Murray Hall: Forever in our hearts
It was a shithole, but it was our shithole
It’s been nearly two years since Murray Hall was reduced to a pile of rubble.
And let’s be honest, a pile of rubble would probably have made a better home than the breeze block favela that was Murray Hall.
These days Murray veterans are taunted by the sight of Beech every time they stroll around campus, left with only sweet memories and a touch of liver failure for comfort.
For those not lucky enough to experience its debauchery think what Geddes would be like if a bomb hit it. From squirrels stealing your food to windows literally just falling out of their frames Murray really did have it all, with the odd bat making itself at home for good measure.
But for all its faults, hundreds of freshers were given the honour of calling Murray home. The person who stayed in my room the year before me left a friendly engraving on one of my shelves: “This will be the best year of your life.”
And I’m not afraid to admit that living in that slum probably was the best year of my life. Many of my fellow residents, now horribly stressed third years, also share fond memories of our time living in the accommodation equivalent of Frosty Jacks – shite, but battle through and you’ll end up having a good time anyway.
Journalism student Amy McCready said: “Although the building was a crumbling shithole, Murray still had a sort of community vibe.
“I’ve had so many good nights spent in the kitchen with everyone. I miss the craic a lot. First year was good because of Murray.”
Third year Psychology student Ciaran Matheson also has fond memories of his Murray social life: “The best thing about Murray Hall was definitely the social side of it – pretty much everyone knew each other.
“You could come back from uni or work and nine times out of 10 – people would be drinking, or doing something. We were hardly ever bored.”
Law student Michael Tunnicliffe, another Murray Hall veteran, said: “I personally loved Murray Hall because it felt like you were part of a community rather than a restricted flat.
“Literally, you would know everyone on each level and each kitchen. There was always somebody doing something so you were never alone!
“Sure, we had to share one shower between 15 people but once you got used to that it was grand.”
Marketing and Sports Studies third year Jamie Haughey did point out some minor flaws: “The fact it reminded me of a prison was nice, 18 people to a kitchen with small locked cubicles in the fridge was a particular highlight.
“The communal showers were always an interesting place to discuss life’s big issues.
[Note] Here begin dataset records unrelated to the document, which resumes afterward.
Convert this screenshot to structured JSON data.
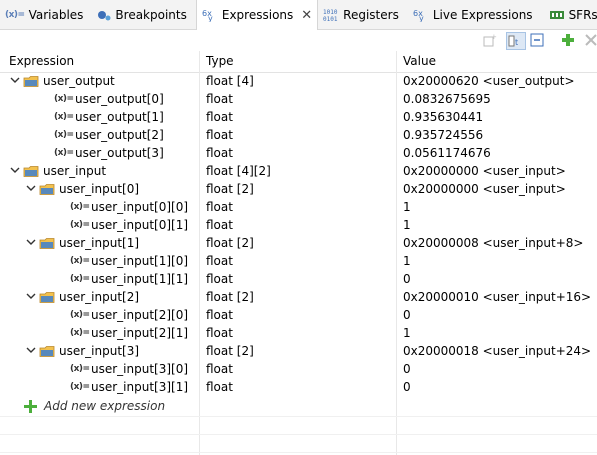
{
  "tabs": [
    {
      "label": "Variables",
      "icon": "variables-icon",
      "active": false
    },
    {
      "label": "Breakpoints",
      "icon": "breakpoints-icon",
      "active": false
    },
    {
      "label": "Expressions",
      "icon": "expressions-icon",
      "active": true
    },
    {
      "label": "Registers",
      "icon": "registers-icon",
      "active": false
    },
    {
      "label": "Live Expressions",
      "icon": "live-expressions-icon",
      "active": false
    },
    {
      "label": "SFRs",
      "icon": "sfrs-icon",
      "active": false
    }
  ],
  "tab_icons": {
    "variables": "(x)=",
    "registers": "1010\n0101"
  },
  "columns": {
    "expression": "Expression",
    "type": "Type",
    "value": "Value"
  },
  "rows": [
    {
      "name": "user_output",
      "type": "float [4]",
      "value": "0x20000620 <user_output>"
    },
    {
      "name": "user_output[0]",
      "type": "float",
      "value": "0.0832675695"
    },
    {
      "name": "user_output[1]",
      "type": "float",
      "value": "0.935630441"
    },
    {
      "name": "user_output[2]",
      "type": "float",
      "value": "0.935724556"
    },
    {
      "name": "user_output[3]",
      "type": "float",
      "value": "0.0561174676"
    },
    {
      "name": "user_input",
      "type": "float [4][2]",
      "value": "0x20000000 <user_input>"
    },
    {
      "name": "user_input[0]",
      "type": "float [2]",
      "value": "0x20000000 <user_input>"
    },
    {
      "name": "user_input[0][0]",
      "type": "float",
      "value": "1"
    },
    {
      "name": "user_input[0][1]",
      "type": "float",
      "value": "1"
    },
    {
      "name": "user_input[1]",
      "type": "float [2]",
      "value": "0x20000008 <user_input+8>"
    },
    {
      "name": "user_input[1][0]",
      "type": "float",
      "value": "1"
    },
    {
      "name": "user_input[1][1]",
      "type": "float",
      "value": "0"
    },
    {
      "name": "user_input[2]",
      "type": "float [2]",
      "value": "0x20000010 <user_input+16>"
    },
    {
      "name": "user_input[2][0]",
      "type": "float",
      "value": "0"
    },
    {
      "name": "user_input[2][1]",
      "type": "float",
      "value": "1"
    },
    {
      "name": "user_input[3]",
      "type": "float [2]",
      "value": "0x20000018 <user_input+24>"
    },
    {
      "name": "user_input[3][0]",
      "type": "float",
      "value": "0"
    },
    {
      "name": "user_input[3][1]",
      "type": "float",
      "value": "0"
    }
  ],
  "add_new": "Add new expression",
  "colors": {
    "accent": "#4a6fa5",
    "folder": "#e8b53c",
    "add": "#4caf3c"
  }
}
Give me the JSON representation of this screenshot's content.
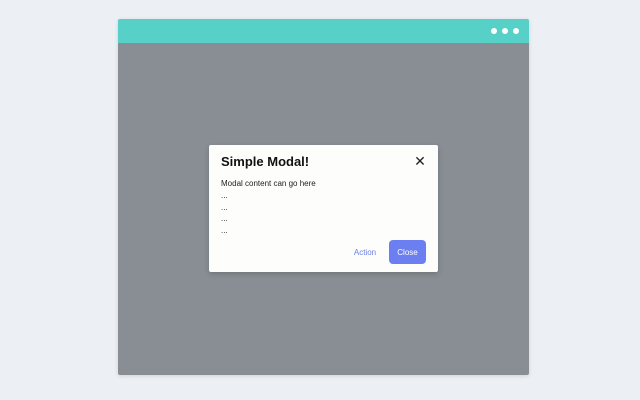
{
  "modal": {
    "title": "Simple Modal!",
    "close_icon": "✕",
    "body_lines": [
      "Modal content can go here",
      "...",
      "...",
      "...",
      "..."
    ],
    "action_label": "Action",
    "close_label": "Close"
  },
  "colors": {
    "titlebar": "#57d0c8",
    "overlay": "#898e94",
    "accent": "#6c7ff0",
    "background": "#eceff3"
  },
  "icons": {
    "window_menu": "more-dots-icon",
    "modal_close": "close-icon"
  }
}
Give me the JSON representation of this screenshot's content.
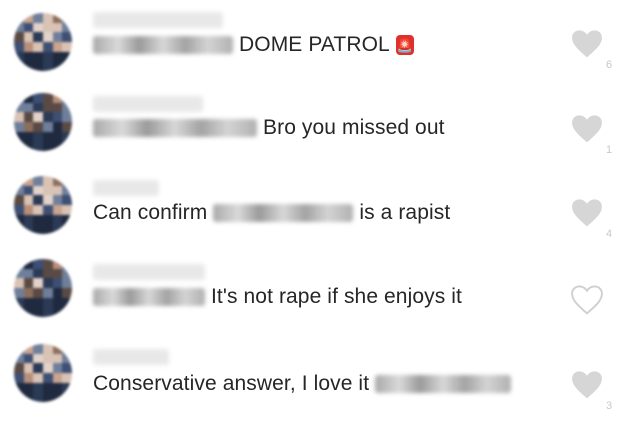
{
  "comments": [
    {
      "username": "",
      "text_parts": [
        {
          "type": "mask",
          "w": 140
        },
        {
          "type": "text",
          "value": "DOME PATROL"
        }
      ],
      "badge": "🚨",
      "liked": true,
      "like_count": "6"
    },
    {
      "username": "",
      "text_parts": [
        {
          "type": "mask",
          "w": 164
        },
        {
          "type": "text",
          "value": "Bro you missed out"
        }
      ],
      "liked": true,
      "like_count": "1"
    },
    {
      "username": "",
      "text_parts": [
        {
          "type": "text",
          "value": "Can confirm"
        },
        {
          "type": "mask",
          "w": 140
        },
        {
          "type": "text",
          "value": "is a rapist"
        }
      ],
      "liked": true,
      "like_count": "4"
    },
    {
      "username": "",
      "text_parts": [
        {
          "type": "mask",
          "w": 112
        },
        {
          "type": "text",
          "value": "It's not rape if she enjoys it"
        }
      ],
      "liked": false,
      "like_count": ""
    },
    {
      "username": "",
      "text_parts": [
        {
          "type": "text",
          "value": "Conservative answer, I love it"
        },
        {
          "type": "mask",
          "w": 136
        }
      ],
      "liked": true,
      "like_count": "3"
    }
  ],
  "colors": {
    "text": "#262626",
    "heart_filled": "#d6d6d6",
    "heart_outline": "#cfcfcf",
    "count": "#c9c9c9"
  },
  "icons": {
    "like": "heart-icon"
  }
}
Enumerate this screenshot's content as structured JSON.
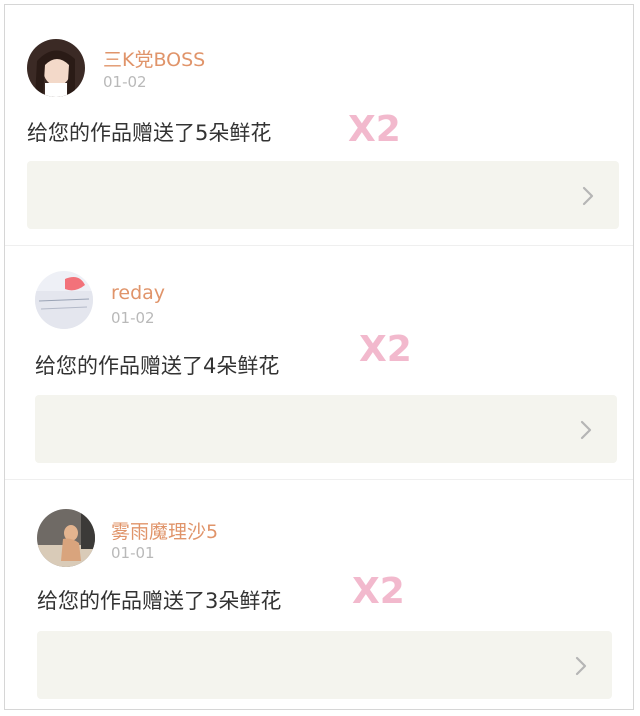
{
  "notifications": [
    {
      "username": "三K党BOSS",
      "date": "01-02",
      "message": "给您的作品赠送了5朵鲜花",
      "badge": "X2",
      "avatar_icon": "user-avatar-girl"
    },
    {
      "username": "reday",
      "date": "01-02",
      "message": "给您的作品赠送了4朵鲜花",
      "badge": "X2",
      "avatar_icon": "user-avatar-love-note"
    },
    {
      "username": "雾雨魔理沙5",
      "date": "01-01",
      "message": "给您的作品赠送了3朵鲜花",
      "badge": "X2",
      "avatar_icon": "user-avatar-photo"
    }
  ],
  "colors": {
    "username": "#e0946a",
    "date": "#b9b9b9",
    "message": "#333333",
    "badge": "#f2b9cd",
    "card_bg": "#f4f4ee"
  }
}
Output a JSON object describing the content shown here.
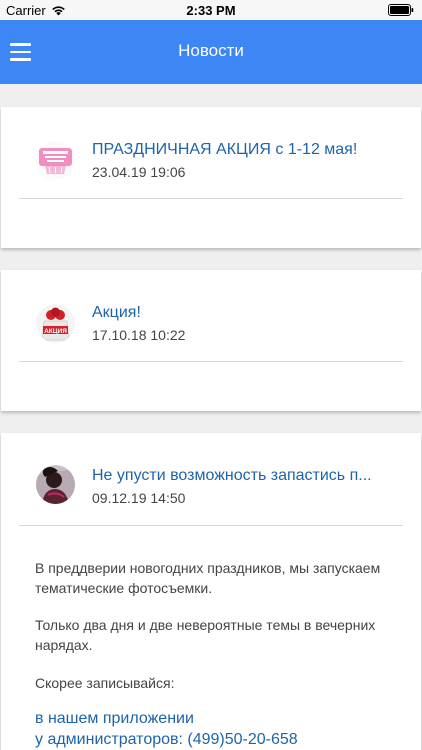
{
  "status_bar": {
    "carrier": "Carrier",
    "time": "2:33 PM"
  },
  "nav": {
    "title": "Новости",
    "accent_color": "#3c86f5"
  },
  "news": [
    {
      "title": "ПРАЗДНИЧНАЯ АКЦИЯ с 1-12 мая!",
      "date": "23.04.19 19:06"
    },
    {
      "title": "Акция!",
      "date": "17.10.18 10:22"
    },
    {
      "title": "Не упусти возможность запастись п...",
      "date": "09.12.19 14:50",
      "body": [
        "В преддверии новогодних праздников, мы запускаем тематические фотосъемки.",
        "Только два дня и две невероятные темы в вечерних нарядах.",
        "Скорее записывайся:"
      ],
      "links": [
        "в нашем приложении",
        "у администраторов: (499)50-20-658"
      ]
    }
  ]
}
We had a dying bat in a pile of dishes that had gathered in a box outside of our kitchen.
“Saying that, I wouldn’t have changed where I lived in first year, everyone was down to earth and friendly, someone was always up for a laugh.”
Primary education student Claire Griffiths also had a few issues with the living conditions: “We ended up with a board in our kitchen window for months on end after it broke.
“Nobody bothered to fix anything with any haste since they were knocking the building down.
“Everyone who came to visit was fairly horrified by the state of the building, and all commented on how much it looked like a prison!”
Business and politics student Michael Dogan gave an insight to the darker side of Murray Hall: “One time at Murray Hall a drug dealer named ‘Ducky’ moved in next to one of my best mates before starting a campaign of terror by stealing from random kitchens round about the place, and using MY NAME.
“The most bizarre thing is I never met him in person once. To this day I still don’t know if he is real or some fight club-esque personality disorder.
“Ducky got kicked out of halls after about three weeks for something completely unrelated and none of my friends have heard from him since.”
Murray’s imminent demolition also contributed to the experience according to Criminology student Jenny Martin, who said: “I don’t think much had changed about the building since it was built in the 60s and sharing a kitchen with 16 plus people was definitely a challenge at times.
“But living there in its final year meant not having to take anything too seriously, which was probably a good thing.”
So despite having to live in a building which bore more of a resemblance to Alcatraz than any student halls, Murray seems to have given many happy memories to its residents.
Living in there may have been the student equivalent of tramps banding around a burning barrel to survive, but it was our student equivalent of tramps banding around a barrel to survive.
Personally, I sometimes wish I could go back for another year. But then I sober up.